Discuss John Donne As a Metaphysical Poet- Part II

He is speculative about religion and love in his poetry which is a trait of metaphysical poetry alone. In one of his divine poems he pleads the God to guide him and show him the true church:

"Show me dear Christ, thy spouse, so bright and clear.
What! Is it She, which on the other shore
Goes richly painted? Or which rob'd and tore
Laments and mournes in Germany and here?"

Donne is speculative about true church. He seeks the guidance of God for establishing the true church out of Protestant, Catholic and Church of England.

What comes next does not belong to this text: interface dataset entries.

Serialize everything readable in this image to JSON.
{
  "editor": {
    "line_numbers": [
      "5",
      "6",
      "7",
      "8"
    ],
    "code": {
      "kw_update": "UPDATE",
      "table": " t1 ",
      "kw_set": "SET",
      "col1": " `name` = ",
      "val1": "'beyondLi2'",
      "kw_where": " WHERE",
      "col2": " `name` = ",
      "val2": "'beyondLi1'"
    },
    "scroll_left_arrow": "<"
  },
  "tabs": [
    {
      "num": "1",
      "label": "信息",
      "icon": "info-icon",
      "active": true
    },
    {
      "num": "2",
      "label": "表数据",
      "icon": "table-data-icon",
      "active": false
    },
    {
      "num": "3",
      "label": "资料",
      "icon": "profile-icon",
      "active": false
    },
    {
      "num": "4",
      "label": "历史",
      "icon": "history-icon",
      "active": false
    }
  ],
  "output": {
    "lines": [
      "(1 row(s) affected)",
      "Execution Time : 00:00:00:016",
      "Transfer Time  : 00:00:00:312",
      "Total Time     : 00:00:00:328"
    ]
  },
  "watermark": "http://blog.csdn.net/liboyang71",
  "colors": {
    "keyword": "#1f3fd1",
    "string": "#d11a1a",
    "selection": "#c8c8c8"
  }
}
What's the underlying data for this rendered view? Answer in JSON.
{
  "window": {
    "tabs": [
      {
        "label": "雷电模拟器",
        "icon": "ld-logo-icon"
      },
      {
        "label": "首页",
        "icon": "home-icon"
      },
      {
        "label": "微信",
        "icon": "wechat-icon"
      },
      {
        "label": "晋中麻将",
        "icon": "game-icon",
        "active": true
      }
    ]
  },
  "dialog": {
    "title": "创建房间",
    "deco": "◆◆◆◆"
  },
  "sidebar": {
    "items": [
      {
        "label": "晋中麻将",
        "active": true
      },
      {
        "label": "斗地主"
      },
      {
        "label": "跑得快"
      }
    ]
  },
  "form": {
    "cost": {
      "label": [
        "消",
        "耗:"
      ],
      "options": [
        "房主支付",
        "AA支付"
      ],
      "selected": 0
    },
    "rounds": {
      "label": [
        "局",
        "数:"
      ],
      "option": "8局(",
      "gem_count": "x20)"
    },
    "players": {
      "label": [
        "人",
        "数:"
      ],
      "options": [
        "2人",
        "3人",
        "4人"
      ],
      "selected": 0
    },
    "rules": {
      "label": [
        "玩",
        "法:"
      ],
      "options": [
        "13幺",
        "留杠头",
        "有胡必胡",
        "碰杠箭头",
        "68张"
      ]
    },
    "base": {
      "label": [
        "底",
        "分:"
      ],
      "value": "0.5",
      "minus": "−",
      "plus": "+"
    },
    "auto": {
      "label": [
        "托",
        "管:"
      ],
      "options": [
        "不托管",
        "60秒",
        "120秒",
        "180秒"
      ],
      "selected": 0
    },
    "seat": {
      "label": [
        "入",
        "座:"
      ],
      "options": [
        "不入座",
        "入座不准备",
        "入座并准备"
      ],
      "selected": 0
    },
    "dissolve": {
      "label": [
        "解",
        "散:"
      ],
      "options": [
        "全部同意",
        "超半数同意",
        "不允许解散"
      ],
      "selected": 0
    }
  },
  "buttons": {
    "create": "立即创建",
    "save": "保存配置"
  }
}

Similarly, the poet is no less speculative, rather, doubtful of true love and sincerity on the part of women:

"Go e, and catche a falling starre,
Get with child a mandrake roote,
...And swear
No where
Lives a woman true, and faire."

Another striking feature of metaphysical poetry is the use of conceit which seems to have well suited the genius of Donne. He excessively uses this feature to enrich his poetry. Though conceits are shocking at times but truly convey the truly accomplish the purpose of the poet in displaying the message of the poet. For example in "The Sunne Rising" the poet calls the two lovers and entire world:

" She ' is all States. And all Princes, I,
Nothing else is."

Likewise, in "Twicknam Garden", the poet wishes to become the stone fountain. The lovers shall come and take his tears, drops of the fountain, in phials as wine of love.

"Or a stone fountaine weeping out my yeare.
Hither with crystal vyals, lovers come,
And take my teares, which are loves wine,".

The poet has used three conceits here: poet as a stone fountain, his tears pouring like fountain water and the water of his tears as wine of love.
Read Part I...